What the task asks -> Each entry below should be restated word for word, without any picture it contains.

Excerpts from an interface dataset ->
┏━━
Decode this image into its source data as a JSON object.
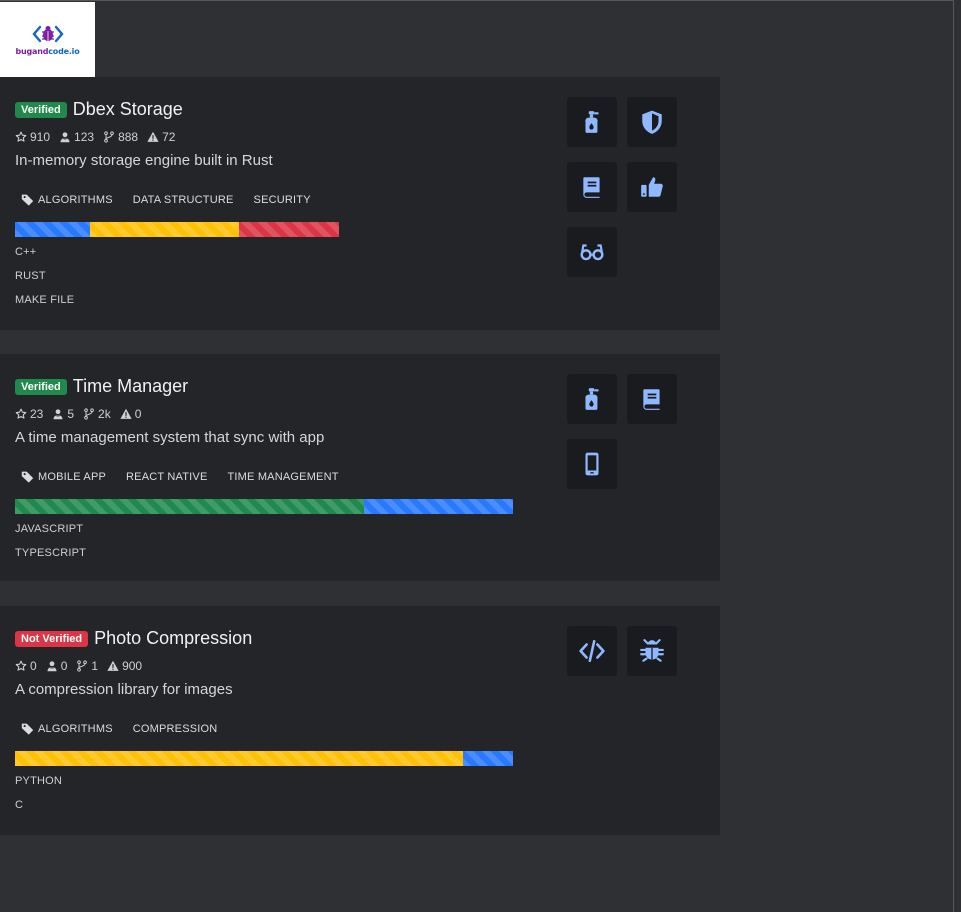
{
  "logo": {
    "text_part1": "bugand",
    "text_part2": "code.io"
  },
  "colors": {
    "blue": "#2979ff",
    "yellow": "#ffc107",
    "red": "#dc3545",
    "green": "#1f8a4c",
    "icon": "#8fb8ff"
  },
  "projects": [
    {
      "badge": "Verified",
      "verified": true,
      "title": "Dbex Storage",
      "stars": "910",
      "contributors": "123",
      "forks": "888",
      "issues": "72",
      "description": "In-memory storage engine built in Rust",
      "tags": [
        "ALGORITHMS",
        "DATA STRUCTURE",
        "SECURITY"
      ],
      "languages": [
        "C++",
        "RUST",
        "MAKE FILE"
      ],
      "language_shares": [
        0.231,
        0.461,
        0.308
      ],
      "language_colors": [
        "#2979ff",
        "#ffc107",
        "#dc3545"
      ],
      "icons": [
        "sanitizer-icon",
        "shield-icon",
        "book-icon",
        "thumbs-up-icon",
        "glasses-icon"
      ]
    },
    {
      "badge": "Verified",
      "verified": true,
      "title": "Time Manager",
      "stars": "23",
      "contributors": "5",
      "forks": "2k",
      "issues": "0",
      "description": "A time management system that sync with app",
      "tags": [
        "MOBILE APP",
        "REACT NATIVE",
        "TIME MANAGEMENT"
      ],
      "languages": [
        "JAVASCRIPT",
        "TYPESCRIPT"
      ],
      "language_shares": [
        0.7,
        0.3
      ],
      "language_colors": [
        "#1f8a4c",
        "#2979ff"
      ],
      "icons": [
        "sanitizer-icon",
        "book-icon",
        "mobile-phone-icon"
      ]
    },
    {
      "badge": "Not Verified",
      "verified": false,
      "title": "Photo Compression",
      "stars": "0",
      "contributors": "0",
      "forks": "1",
      "issues": "900",
      "description": "A compression library for images",
      "tags": [
        "ALGORITHMS",
        "COMPRESSION"
      ],
      "languages": [
        "PYTHON",
        "C"
      ],
      "language_shares": [
        0.9,
        0.1
      ],
      "language_colors": [
        "#ffc107",
        "#2979ff"
      ],
      "icons": [
        "code-icon",
        "bug-icon"
      ]
    }
  ]
}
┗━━
Written response ->
Decode this image into its source data as a JSON object.
{
  "logo": {
    "text_part1": "bugand",
    "text_part2": "code.io"
  },
  "colors": {
    "blue": "#2979ff",
    "yellow": "#ffc107",
    "red": "#dc3545",
    "green": "#1f8a4c",
    "icon": "#8fb8ff"
  },
  "projects": [
    {
      "badge": "Verified",
      "verified": true,
      "title": "Dbex Storage",
      "stars": "910",
      "contributors": "123",
      "forks": "888",
      "issues": "72",
      "description": "In-memory storage engine built in Rust",
      "tags": [
        "ALGORITHMS",
        "DATA STRUCTURE",
        "SECURITY"
      ],
      "languages": [
        "C++",
        "RUST",
        "MAKE FILE"
      ],
      "language_shares": [
        0.231,
        0.461,
        0.308
      ],
      "language_colors": [
        "#2979ff",
        "#ffc107",
        "#dc3545"
      ],
      "icons": [
        "sanitizer-icon",
        "shield-icon",
        "book-icon",
        "thumbs-up-icon",
        "glasses-icon"
      ]
    },
    {
      "badge": "Verified",
      "verified": true,
      "title": "Time Manager",
      "stars": "23",
      "contributors": "5",
      "forks": "2k",
      "issues": "0",
      "description": "A time management system that sync with app",
      "tags": [
        "MOBILE APP",
        "REACT NATIVE",
        "TIME MANAGEMENT"
      ],
      "languages": [
        "JAVASCRIPT",
        "TYPESCRIPT"
      ],
      "language_shares": [
        0.7,
        0.3
      ],
      "language_colors": [
        "#1f8a4c",
        "#2979ff"
      ],
      "icons": [
        "sanitizer-icon",
        "book-icon",
        "mobile-phone-icon"
      ]
    },
    {
      "badge": "Not Verified",
      "verified": false,
      "title": "Photo Compression",
      "stars": "0",
      "contributors": "0",
      "forks": "1",
      "issues": "900",
      "description": "A compression library for images",
      "tags": [
        "ALGORITHMS",
        "COMPRESSION"
      ],
      "languages": [
        "PYTHON",
        "C"
      ],
      "language_shares": [
        0.9,
        0.1
      ],
      "language_colors": [
        "#ffc107",
        "#2979ff"
      ],
      "icons": [
        "code-icon",
        "bug-icon"
      ]
    }
  ]
}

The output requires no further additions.